We need to address technology accessibility inequalities.  Different societies and groups offer different kinds of challenges to collaborative work, including from poverty (on the one hand), income inequality and opportunity and censorship (on the other).

We need to create institutional, local, regional, and international platforms to encourage the networking and collaboration of international school students, educators, and administrators that foster:

  • Collaboration for students, student-centered learning
  • Sharing of ideas
  • Editing and revising ideas (Wikipedia model)
  • Blogging to share feedback and best practices
  • Open forums for the discussion of ethical issues/implications

We need a school-wide initiative to adopt or be adopted by a partner school in a local community in order to share technology, and also experiences between international schools and locally-based community schools.  This model goes beyond traditional service learning components to embrace peer-to-peer education, information sharing, tool sharing and building, and collaboration as a sustainable component of service learning and community engagement.

We need to create an Innovation Challenge Course.  We need to adapt the method used in this 90-minute innovative challenge to our schools, where students are offered the possibilities of exploring content together on a collaborative tool such as a Google Doc so they are learning the tool, learning best collaborative and peer-learning practices, even while they are also mastering content by teaching, editing, correcting, and offering feedback on one another’s contributions. They should also be assessing their effectiveness, working as peer-teachers together.

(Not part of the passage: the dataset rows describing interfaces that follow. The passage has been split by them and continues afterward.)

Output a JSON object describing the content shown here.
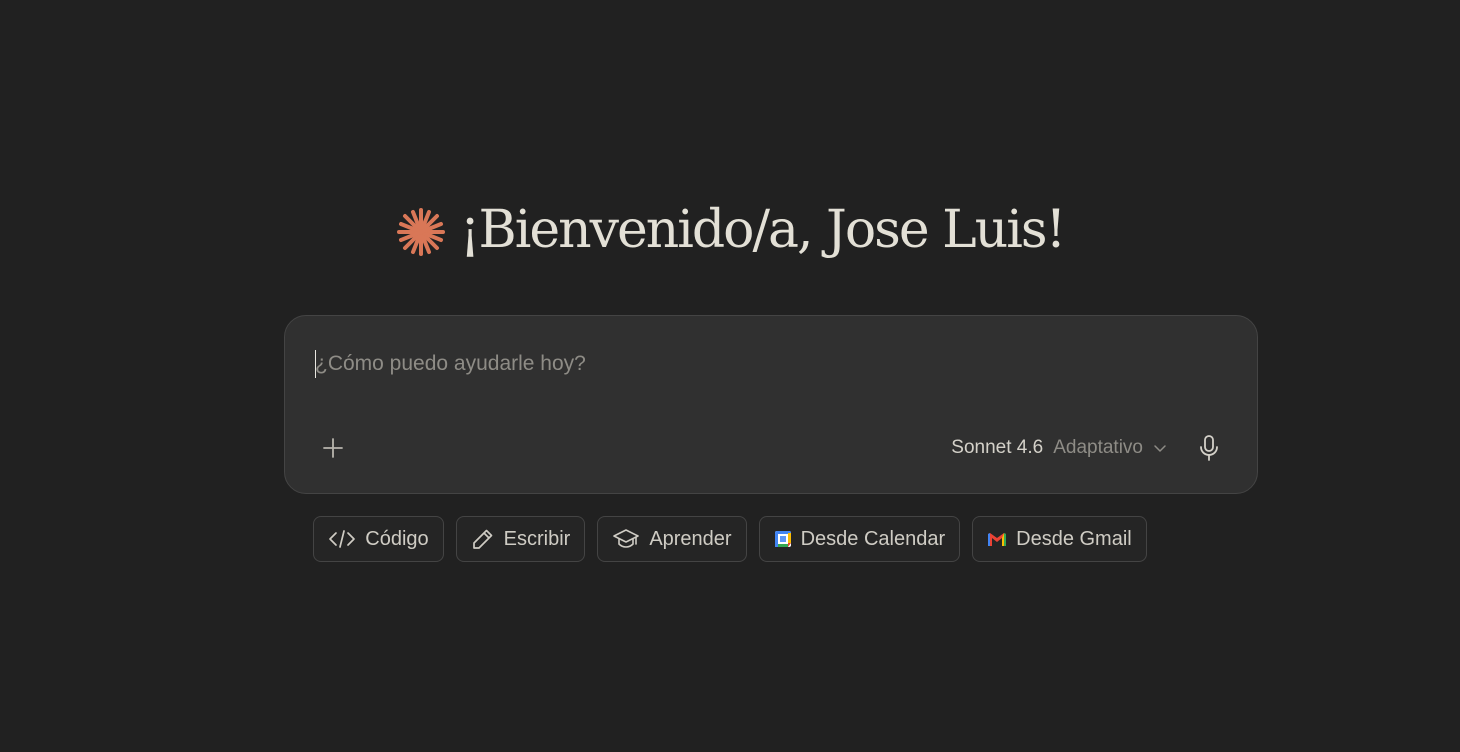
{
  "greeting": {
    "text": "¡Bienvenido/a, Jose Luis!",
    "icon": "sparkle-icon",
    "accent": "#d97757"
  },
  "composer": {
    "placeholder": "¿Cómo puedo ayudarle hoy?",
    "add_icon": "plus-icon",
    "model_name": "Sonnet 4.6",
    "model_mode": "Adaptativo",
    "mode_icon": "chevron-down-icon",
    "mic_icon": "microphone-icon"
  },
  "chips": [
    {
      "label": "Código",
      "icon": "code-icon"
    },
    {
      "label": "Escribir",
      "icon": "pencil-icon"
    },
    {
      "label": "Aprender",
      "icon": "graduation-cap-icon"
    },
    {
      "label": "Desde Calendar",
      "icon": "google-calendar-icon"
    },
    {
      "label": "Desde Gmail",
      "icon": "gmail-icon"
    }
  ],
  "colors": {
    "background": "#212121",
    "composer_bg": "#303030",
    "text": "#c9c7c0"
  }
}
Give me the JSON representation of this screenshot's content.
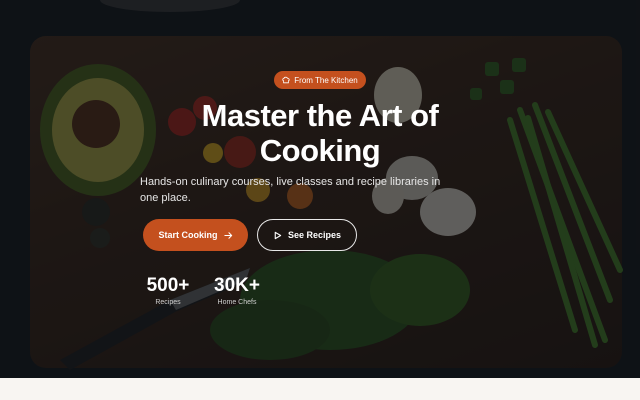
{
  "hero": {
    "badge": {
      "label": "From The Kitchen",
      "icon": "chef-hat-icon"
    },
    "title": "Master the Art of Cooking",
    "subtitle": "Hands-on culinary courses, live classes and recipe libraries in one place.",
    "primary_button": {
      "label": "Start Cooking",
      "icon": "arrow-right-icon"
    },
    "secondary_button": {
      "label": "See Recipes",
      "icon": "play-icon"
    },
    "stats": [
      {
        "value": "500+",
        "label": "Recipes"
      },
      {
        "value": "30K+",
        "label": "Home Chefs"
      }
    ]
  },
  "colors": {
    "accent": "#c4501e",
    "overlay": "#0c0e12",
    "bottom_section": "#f8f5f2"
  }
}
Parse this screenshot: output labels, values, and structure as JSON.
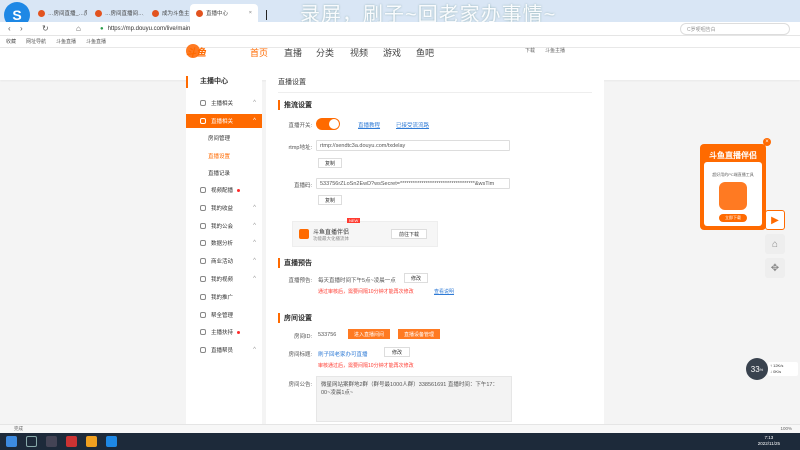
{
  "browser": {
    "tabs": [
      {
        "title": "…房间直播_…房间直播间…"
      },
      {
        "title": "…房间直播间…主播"
      },
      {
        "title": "成为斗鱼主播 - 斗鱼"
      },
      {
        "title": "直播中心"
      }
    ],
    "overlay_text": "录屏，刷子~回老家办事情~",
    "url": "https://mp.douyu.com/live/main",
    "search_placeholder": "C罗哽咽告白",
    "bookmarks": [
      "收藏",
      "网址导航",
      "斗鱼直播",
      "斗鱼直播"
    ]
  },
  "site": {
    "logo_text": "斗鱼",
    "nav": [
      "首页",
      "直播",
      "分类",
      "视频",
      "游戏",
      "鱼吧"
    ],
    "header_right": [
      "下载",
      "斗鱼主播"
    ]
  },
  "sidebar": {
    "title": "主播中心",
    "items": [
      {
        "label": "主播相关",
        "chevron": "^"
      },
      {
        "label": "直播相关",
        "chevron": "^"
      },
      {
        "label": "视频配播",
        "chevron": ""
      },
      {
        "label": "我的收益",
        "chevron": "^"
      },
      {
        "label": "我的公会",
        "chevron": "^"
      },
      {
        "label": "数据分析",
        "chevron": "^"
      },
      {
        "label": "商业活动",
        "chevron": "^"
      },
      {
        "label": "我的视频",
        "chevron": "^"
      },
      {
        "label": "我的推广",
        "chevron": ""
      },
      {
        "label": "帮全管理",
        "chevron": ""
      },
      {
        "label": "主播扶持",
        "chevron": ""
      },
      {
        "label": "直播帮员",
        "chevron": "^"
      }
    ],
    "subitems": [
      "房间管理",
      "直播设置",
      "直播记录"
    ]
  },
  "content": {
    "page_title": "直播设置",
    "stream": {
      "section_title": "推流设置",
      "toggle_label": "直播开关:",
      "link1": "直播教程",
      "link2": "已接受流流路",
      "rtmp_label": "rtmp地址:",
      "rtmp_value": "rtmp://sendtc3a.douyu.com/txdelay",
      "copy1": "复制",
      "code_label": "直播码:",
      "code_value": "533756rZLoSn2EwD?wsSecret=***********************************&wsTim",
      "copy2": "复制",
      "banner_title": "斗鱼直播伴侣",
      "banner_sub": "功能最大化播流体",
      "banner_btn": "前往下载",
      "banner_badge": "NEW"
    },
    "preview": {
      "section_title": "直播预告",
      "label": "直播预告:",
      "value": "每天直播时间下午5点~凌晨一点",
      "edit": "修改",
      "note": "通过审核后，需要间隔10分钟才能再次修改",
      "link": "查看说明"
    },
    "room": {
      "section_title": "房间设置",
      "id_label": "房间ID:",
      "id_value": "533756",
      "btn1": "进入直播间间",
      "btn2": "直播设备管理",
      "title_label": "房间标题:",
      "title_value": "刷子回老家办可直播",
      "edit": "修改",
      "note": "审核通过后，需要间隔10分钟才能再次修改",
      "notice_label": "房间公告:",
      "notice_value": "微星网站案群地2群（群号最1000人群）338561691 直播时间：下午17：00~凌晨1点~"
    }
  },
  "promo": {
    "title": "斗鱼直播伴侣",
    "desc": "超好用的PC端直播工具",
    "button": "立即下载",
    "close": "×"
  },
  "float_buttons": [
    "▶",
    "⌂",
    "✥"
  ],
  "network": {
    "badge": "33",
    "unit": "%",
    "up": "↑ 12K/s",
    "down": "↓ 0K/s"
  },
  "status": {
    "left": "完成",
    "right": "100%"
  },
  "taskbar": {
    "time": "7:13",
    "date": "2022/11/25"
  },
  "colors": {
    "brand": "#ff6a00",
    "link": "#2f7bd6",
    "warning": "#ff3b30"
  }
}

We need to create more study groups with digital tools as the mechanisms for allowing students to learn from one another together.  Studies have shown that the single, best determinant of success at school is to work in groups (Article 1, Article 2, Article 3).  If this is the case, then steps should be taken to make sure that students can easily form these groups, perhaps using digital tools to form and maintain study groups.  Like with most things, there are good and bad study groups.  Here is a blog post suggesting the positive things about study groups.

We need to create a community among teachers using best practices and research to show the benefits of innovation and creative, collaborative partnerships in education.



To foster the end of building a community of teachers and administrators using the best practices and research on digital media and learning, we invite YOU to add your own ideas and concerns to this public, participatory document

Editor’s note: Cathy delivered the keynote address (and led three workshops) at this year’s EARCOS based on her book Now You See It.  This post is the second in a series; you can read part one here.

Banner image credit: Wonderlane http://www.flickr.com/photos/wonderlane/37531816/in/pool-1489130@N22/